**Work order:** Write the data out again, character for character, with no images.

**Data to process:**
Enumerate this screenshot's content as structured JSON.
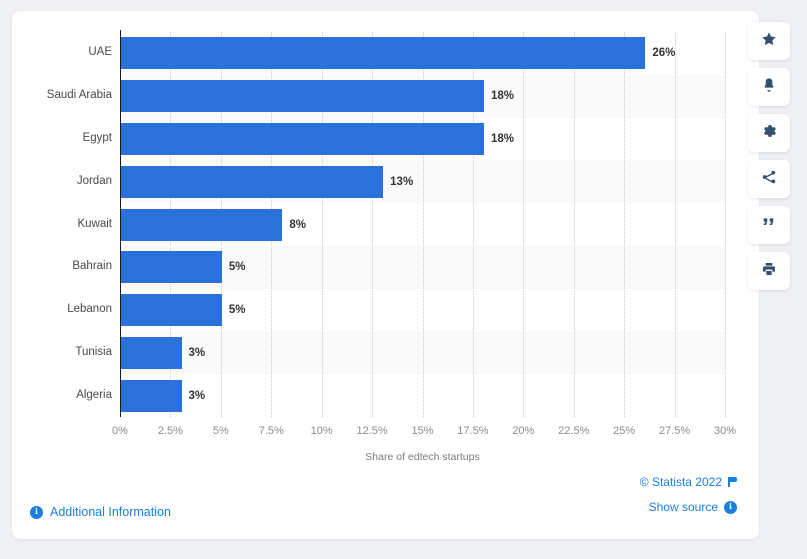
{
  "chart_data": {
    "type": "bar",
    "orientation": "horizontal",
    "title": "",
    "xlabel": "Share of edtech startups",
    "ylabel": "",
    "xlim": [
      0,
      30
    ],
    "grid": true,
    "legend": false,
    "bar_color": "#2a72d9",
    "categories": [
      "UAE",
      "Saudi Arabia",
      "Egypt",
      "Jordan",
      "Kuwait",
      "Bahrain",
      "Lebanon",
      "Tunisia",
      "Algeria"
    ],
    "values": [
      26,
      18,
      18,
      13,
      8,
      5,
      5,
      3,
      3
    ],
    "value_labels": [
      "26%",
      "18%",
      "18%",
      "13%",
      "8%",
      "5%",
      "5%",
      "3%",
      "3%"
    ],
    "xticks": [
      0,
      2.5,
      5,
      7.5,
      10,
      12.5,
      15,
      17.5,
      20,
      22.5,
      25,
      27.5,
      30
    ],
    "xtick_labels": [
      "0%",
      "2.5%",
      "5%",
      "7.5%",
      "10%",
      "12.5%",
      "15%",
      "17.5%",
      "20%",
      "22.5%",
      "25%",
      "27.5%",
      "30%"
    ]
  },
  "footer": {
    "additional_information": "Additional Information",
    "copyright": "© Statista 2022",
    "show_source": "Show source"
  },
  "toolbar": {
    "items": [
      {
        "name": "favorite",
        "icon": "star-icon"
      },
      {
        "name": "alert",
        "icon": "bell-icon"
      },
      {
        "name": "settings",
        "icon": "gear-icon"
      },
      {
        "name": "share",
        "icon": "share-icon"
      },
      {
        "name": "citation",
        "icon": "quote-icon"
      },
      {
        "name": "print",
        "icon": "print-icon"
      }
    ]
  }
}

**Task answer:**
Enumerate this screenshot's content as structured JSON.
{
  "chart_data": {
    "type": "bar",
    "orientation": "horizontal",
    "title": "",
    "xlabel": "Share of edtech startups",
    "ylabel": "",
    "xlim": [
      0,
      30
    ],
    "grid": true,
    "legend": false,
    "bar_color": "#2a72d9",
    "categories": [
      "UAE",
      "Saudi Arabia",
      "Egypt",
      "Jordan",
      "Kuwait",
      "Bahrain",
      "Lebanon",
      "Tunisia",
      "Algeria"
    ],
    "values": [
      26,
      18,
      18,
      13,
      8,
      5,
      5,
      3,
      3
    ],
    "value_labels": [
      "26%",
      "18%",
      "18%",
      "13%",
      "8%",
      "5%",
      "5%",
      "3%",
      "3%"
    ],
    "xticks": [
      0,
      2.5,
      5,
      7.5,
      10,
      12.5,
      15,
      17.5,
      20,
      22.5,
      25,
      27.5,
      30
    ],
    "xtick_labels": [
      "0%",
      "2.5%",
      "5%",
      "7.5%",
      "10%",
      "12.5%",
      "15%",
      "17.5%",
      "20%",
      "22.5%",
      "25%",
      "27.5%",
      "30%"
    ]
  },
  "footer": {
    "additional_information": "Additional Information",
    "copyright": "© Statista 2022",
    "show_source": "Show source"
  },
  "toolbar": {
    "items": [
      {
        "name": "favorite",
        "icon": "star-icon"
      },
      {
        "name": "alert",
        "icon": "bell-icon"
      },
      {
        "name": "settings",
        "icon": "gear-icon"
      },
      {
        "name": "share",
        "icon": "share-icon"
      },
      {
        "name": "citation",
        "icon": "quote-icon"
      },
      {
        "name": "print",
        "icon": "print-icon"
      }
    ]
  }
}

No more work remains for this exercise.